* **TO DO**
Where does the string "mailfence" occur in the records below? Copy every line that holds it.

===== DATA FOR REVIEW =====

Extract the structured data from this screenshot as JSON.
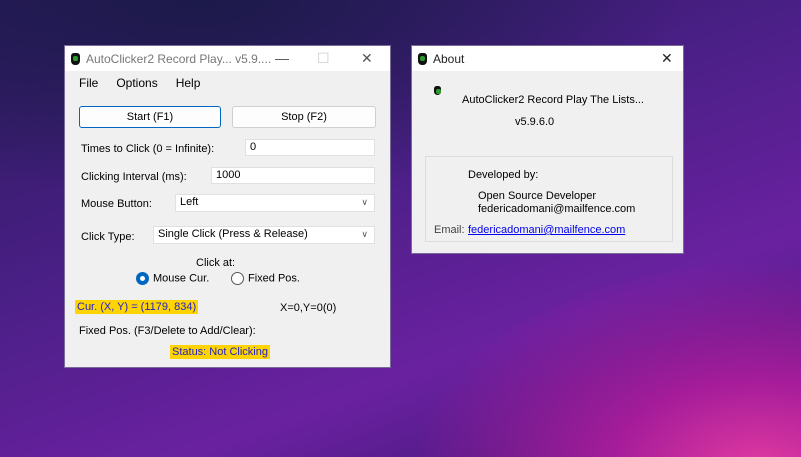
{
  "main": {
    "title": "AutoClicker2 Record Play... v5.9....",
    "menu": [
      "File",
      "Options",
      "Help"
    ],
    "start": "Start (F1)",
    "stop": "Stop (F2)",
    "times_label": "Times to Click (0 = Infinite):",
    "times_value": "0",
    "interval_label": "Clicking Interval (ms):",
    "interval_value": "1000",
    "mouse_label": "Mouse Button:",
    "mouse_value": "Left",
    "type_label": "Click Type:",
    "type_value": "Single Click (Press & Release)",
    "click_at": "Click at:",
    "radio_mouse": "Mouse Cur.",
    "radio_fixed": "Fixed Pos.",
    "selected": "Mouse Cur.",
    "cur": "Cur. (X, Y) = (1179, 834)",
    "xy": "X=0,Y=0(0)",
    "fixed_label": "Fixed Pos. (F3/Delete to Add/Clear):",
    "status": "Status:  Not Clicking"
  },
  "about": {
    "title": "About",
    "app": "AutoClicker2 Record Play The Lists...",
    "version": "v5.9.6.0",
    "developed": "Developed by:",
    "dev_name": "Open Source Developer",
    "dev_email": "federicadomani@mailfence.com",
    "email_label": "Email:",
    "email_link": "federicadomani@mailfence.com"
  },
  "colors": {
    "highlight": "#ffd400",
    "accent": "#0067c0",
    "link": "#0000ee"
  }
}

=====

* **ANSWER TO THE PROBLEM**
    "dev_email": "federicadomani@mailfence.com",
    "email_link": "federicadomani@mailfence.com"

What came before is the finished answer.